**EXERCISE BRIEF:** Every entry in this listing should be written out exactly.

****************

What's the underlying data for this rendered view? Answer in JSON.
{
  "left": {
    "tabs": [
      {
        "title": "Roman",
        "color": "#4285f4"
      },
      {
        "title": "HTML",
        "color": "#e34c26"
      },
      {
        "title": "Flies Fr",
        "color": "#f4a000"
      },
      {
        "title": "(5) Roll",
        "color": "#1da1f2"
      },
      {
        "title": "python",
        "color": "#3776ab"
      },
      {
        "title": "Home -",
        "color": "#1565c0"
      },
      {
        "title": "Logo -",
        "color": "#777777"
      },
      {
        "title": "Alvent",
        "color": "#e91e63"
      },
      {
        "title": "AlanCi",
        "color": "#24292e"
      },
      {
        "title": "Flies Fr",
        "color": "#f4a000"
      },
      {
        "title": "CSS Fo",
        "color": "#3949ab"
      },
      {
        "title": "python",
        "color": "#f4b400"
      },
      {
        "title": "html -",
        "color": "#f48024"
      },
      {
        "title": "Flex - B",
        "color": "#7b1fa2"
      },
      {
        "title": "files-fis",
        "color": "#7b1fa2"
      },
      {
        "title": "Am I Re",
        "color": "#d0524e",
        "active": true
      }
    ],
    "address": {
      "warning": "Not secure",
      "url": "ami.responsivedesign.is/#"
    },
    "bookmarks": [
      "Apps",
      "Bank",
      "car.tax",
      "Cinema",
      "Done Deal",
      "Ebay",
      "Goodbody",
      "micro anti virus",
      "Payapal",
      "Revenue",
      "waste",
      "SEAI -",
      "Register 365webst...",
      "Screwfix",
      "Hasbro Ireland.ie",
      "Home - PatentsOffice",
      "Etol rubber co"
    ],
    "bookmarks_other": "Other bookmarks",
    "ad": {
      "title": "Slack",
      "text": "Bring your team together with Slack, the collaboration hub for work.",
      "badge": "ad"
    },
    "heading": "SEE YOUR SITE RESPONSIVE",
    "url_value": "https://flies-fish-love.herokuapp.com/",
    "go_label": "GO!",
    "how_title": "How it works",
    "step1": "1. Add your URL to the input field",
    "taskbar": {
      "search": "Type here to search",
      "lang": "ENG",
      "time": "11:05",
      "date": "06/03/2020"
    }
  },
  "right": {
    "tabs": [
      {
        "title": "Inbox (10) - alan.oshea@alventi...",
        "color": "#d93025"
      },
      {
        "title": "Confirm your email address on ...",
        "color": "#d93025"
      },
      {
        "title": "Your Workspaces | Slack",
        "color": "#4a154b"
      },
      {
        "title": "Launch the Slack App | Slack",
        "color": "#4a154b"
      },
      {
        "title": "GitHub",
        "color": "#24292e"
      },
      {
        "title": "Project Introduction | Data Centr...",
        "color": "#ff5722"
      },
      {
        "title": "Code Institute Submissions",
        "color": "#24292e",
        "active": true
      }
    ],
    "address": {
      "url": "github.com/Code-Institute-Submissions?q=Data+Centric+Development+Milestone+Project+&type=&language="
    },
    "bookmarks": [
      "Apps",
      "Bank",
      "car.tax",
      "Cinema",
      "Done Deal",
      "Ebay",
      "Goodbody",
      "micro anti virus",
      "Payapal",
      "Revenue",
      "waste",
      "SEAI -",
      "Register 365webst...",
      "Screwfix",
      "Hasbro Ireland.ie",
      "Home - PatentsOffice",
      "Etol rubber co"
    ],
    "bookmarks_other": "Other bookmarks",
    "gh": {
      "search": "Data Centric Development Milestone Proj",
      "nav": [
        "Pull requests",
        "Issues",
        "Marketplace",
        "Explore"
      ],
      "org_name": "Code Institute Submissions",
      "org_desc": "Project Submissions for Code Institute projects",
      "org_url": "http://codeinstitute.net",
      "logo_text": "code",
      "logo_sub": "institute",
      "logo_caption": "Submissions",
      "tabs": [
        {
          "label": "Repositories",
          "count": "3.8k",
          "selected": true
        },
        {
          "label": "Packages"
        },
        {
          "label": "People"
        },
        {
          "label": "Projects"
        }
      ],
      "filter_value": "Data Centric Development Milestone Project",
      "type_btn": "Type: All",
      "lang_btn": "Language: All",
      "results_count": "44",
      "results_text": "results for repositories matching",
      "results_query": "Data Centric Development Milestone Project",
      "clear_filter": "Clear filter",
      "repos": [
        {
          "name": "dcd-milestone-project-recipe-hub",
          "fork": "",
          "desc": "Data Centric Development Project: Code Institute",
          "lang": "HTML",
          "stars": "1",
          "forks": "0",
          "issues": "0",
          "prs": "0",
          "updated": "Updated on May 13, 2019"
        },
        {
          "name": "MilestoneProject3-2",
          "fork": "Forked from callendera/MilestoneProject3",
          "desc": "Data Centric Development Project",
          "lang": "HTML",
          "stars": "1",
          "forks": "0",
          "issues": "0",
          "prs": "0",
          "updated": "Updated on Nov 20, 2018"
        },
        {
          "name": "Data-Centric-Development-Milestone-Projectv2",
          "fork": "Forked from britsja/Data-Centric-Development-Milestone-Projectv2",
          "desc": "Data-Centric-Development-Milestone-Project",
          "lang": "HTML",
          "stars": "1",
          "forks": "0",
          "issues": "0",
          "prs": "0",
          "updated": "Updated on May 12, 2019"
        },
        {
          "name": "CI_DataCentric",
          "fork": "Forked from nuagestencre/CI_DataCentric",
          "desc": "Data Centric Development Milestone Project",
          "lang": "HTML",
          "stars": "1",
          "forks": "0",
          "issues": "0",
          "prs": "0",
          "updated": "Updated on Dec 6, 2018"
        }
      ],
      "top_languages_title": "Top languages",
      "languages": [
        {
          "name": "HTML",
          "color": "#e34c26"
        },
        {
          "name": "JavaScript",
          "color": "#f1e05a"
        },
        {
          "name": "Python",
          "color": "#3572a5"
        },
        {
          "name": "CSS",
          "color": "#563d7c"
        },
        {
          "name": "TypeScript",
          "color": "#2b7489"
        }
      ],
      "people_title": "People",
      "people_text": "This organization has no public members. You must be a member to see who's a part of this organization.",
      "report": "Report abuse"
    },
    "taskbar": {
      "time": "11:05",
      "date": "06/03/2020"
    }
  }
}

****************

**TASK ANSWER:**
What's the underlying data for this rendered view? Answer in JSON.
{
  "left": {
    "tabs": [
      {
        "title": "Roman",
        "color": "#4285f4"
      },
      {
        "title": "HTML",
        "color": "#e34c26"
      },
      {
        "title": "Flies Fr",
        "color": "#f4a000"
      },
      {
        "title": "(5) Roll",
        "color": "#1da1f2"
      },
      {
        "title": "python",
        "color": "#3776ab"
      },
      {
        "title": "Home -",
        "color": "#1565c0"
      },
      {
        "title": "Logo -",
        "color": "#777777"
      },
      {
        "title": "Alvent",
        "color": "#e91e63"
      },
      {
        "title": "AlanCi",
        "color": "#24292e"
      },
      {
        "title": "Flies Fr",
        "color": "#f4a000"
      },
      {
        "title": "CSS Fo",
        "color": "#3949ab"
      },
      {
        "title": "python",
        "color": "#f4b400"
      },
      {
        "title": "html -",
        "color": "#f48024"
      },
      {
        "title": "Flex - B",
        "color": "#7b1fa2"
      },
      {
        "title": "files-fis",
        "color": "#7b1fa2"
      },
      {
        "title": "Am I Re",
        "color": "#d0524e",
        "active": true
      }
    ],
    "address": {
      "warning": "Not secure",
      "url": "ami.responsivedesign.is/#"
    },
    "bookmarks": [
      "Apps",
      "Bank",
      "car.tax",
      "Cinema",
      "Done Deal",
      "Ebay",
      "Goodbody",
      "micro anti virus",
      "Payapal",
      "Revenue",
      "waste",
      "SEAI -",
      "Register 365webst...",
      "Screwfix",
      "Hasbro Ireland.ie",
      "Home - PatentsOffice",
      "Etol rubber co"
    ],
    "bookmarks_other": "Other bookmarks",
    "ad": {
      "title": "Slack",
      "text": "Bring your team together with Slack, the collaboration hub for work.",
      "badge": "ad"
    },
    "heading": "SEE YOUR SITE RESPONSIVE",
    "url_value": "https://flies-fish-love.herokuapp.com/",
    "go_label": "GO!",
    "how_title": "How it works",
    "step1": "1. Add your URL to the input field",
    "taskbar": {
      "search": "Type here to search",
      "lang": "ENG",
      "time": "11:05",
      "date": "06/03/2020"
    }
  },
  "right": {
    "tabs": [
      {
        "title": "Inbox (10) - alan.oshea@alventi...",
        "color": "#d93025"
      },
      {
        "title": "Confirm your email address on ...",
        "color": "#d93025"
      },
      {
        "title": "Your Workspaces | Slack",
        "color": "#4a154b"
      },
      {
        "title": "Launch the Slack App | Slack",
        "color": "#4a154b"
      },
      {
        "title": "GitHub",
        "color": "#24292e"
      },
      {
        "title": "Project Introduction | Data Centr...",
        "color": "#ff5722"
      },
      {
        "title": "Code Institute Submissions",
        "color": "#24292e",
        "active": true
      }
    ],
    "address": {
      "url": "github.com/Code-Institute-Submissions?q=Data+Centric+Development+Milestone+Project+&type=&language="
    },
    "bookmarks": [
      "Apps",
      "Bank",
      "car.tax",
      "Cinema",
      "Done Deal",
      "Ebay",
      "Goodbody",
      "micro anti virus",
      "Payapal",
      "Revenue",
      "waste",
      "SEAI -",
      "Register 365webst...",
      "Screwfix",
      "Hasbro Ireland.ie",
      "Home - PatentsOffice",
      "Etol rubber co"
    ],
    "bookmarks_other": "Other bookmarks",
    "gh": {
      "search": "Data Centric Development Milestone Proj",
      "nav": [
        "Pull requests",
        "Issues",
        "Marketplace",
        "Explore"
      ],
      "org_name": "Code Institute Submissions",
      "org_desc": "Project Submissions for Code Institute projects",
      "org_url": "http://codeinstitute.net",
      "logo_text": "code",
      "logo_sub": "institute",
      "logo_caption": "Submissions",
      "tabs": [
        {
          "label": "Repositories",
          "count": "3.8k",
          "selected": true
        },
        {
          "label": "Packages"
        },
        {
          "label": "People"
        },
        {
          "label": "Projects"
        }
      ],
      "filter_value": "Data Centric Development Milestone Project",
      "type_btn": "Type: All",
      "lang_btn": "Language: All",
      "results_count": "44",
      "results_text": "results for repositories matching",
      "results_query": "Data Centric Development Milestone Project",
      "clear_filter": "Clear filter",
      "repos": [
        {
          "name": "dcd-milestone-project-recipe-hub",
          "fork": "",
          "desc": "Data Centric Development Project: Code Institute",
          "lang": "HTML",
          "stars": "1",
          "forks": "0",
          "issues": "0",
          "prs": "0",
          "updated": "Updated on May 13, 2019"
        },
        {
          "name": "MilestoneProject3-2",
          "fork": "Forked from callendera/MilestoneProject3",
          "desc": "Data Centric Development Project",
          "lang": "HTML",
          "stars": "1",
          "forks": "0",
          "issues": "0",
          "prs": "0",
          "updated": "Updated on Nov 20, 2018"
        },
        {
          "name": "Data-Centric-Development-Milestone-Projectv2",
          "fork": "Forked from britsja/Data-Centric-Development-Milestone-Projectv2",
          "desc": "Data-Centric-Development-Milestone-Project",
          "lang": "HTML",
          "stars": "1",
          "forks": "0",
          "issues": "0",
          "prs": "0",
          "updated": "Updated on May 12, 2019"
        },
        {
          "name": "CI_DataCentric",
          "fork": "Forked from nuagestencre/CI_DataCentric",
          "desc": "Data Centric Development Milestone Project",
          "lang": "HTML",
          "stars": "1",
          "forks": "0",
          "issues": "0",
          "prs": "0",
          "updated": "Updated on Dec 6, 2018"
        }
      ],
      "top_languages_title": "Top languages",
      "languages": [
        {
          "name": "HTML",
          "color": "#e34c26"
        },
        {
          "name": "JavaScript",
          "color": "#f1e05a"
        },
        {
          "name": "Python",
          "color": "#3572a5"
        },
        {
          "name": "CSS",
          "color": "#563d7c"
        },
        {
          "name": "TypeScript",
          "color": "#2b7489"
        }
      ],
      "people_title": "People",
      "people_text": "This organization has no public members. You must be a member to see who's a part of this organization.",
      "report": "Report abuse"
    },
    "taskbar": {
      "time": "11:05",
      "date": "06/03/2020"
    }
  }
}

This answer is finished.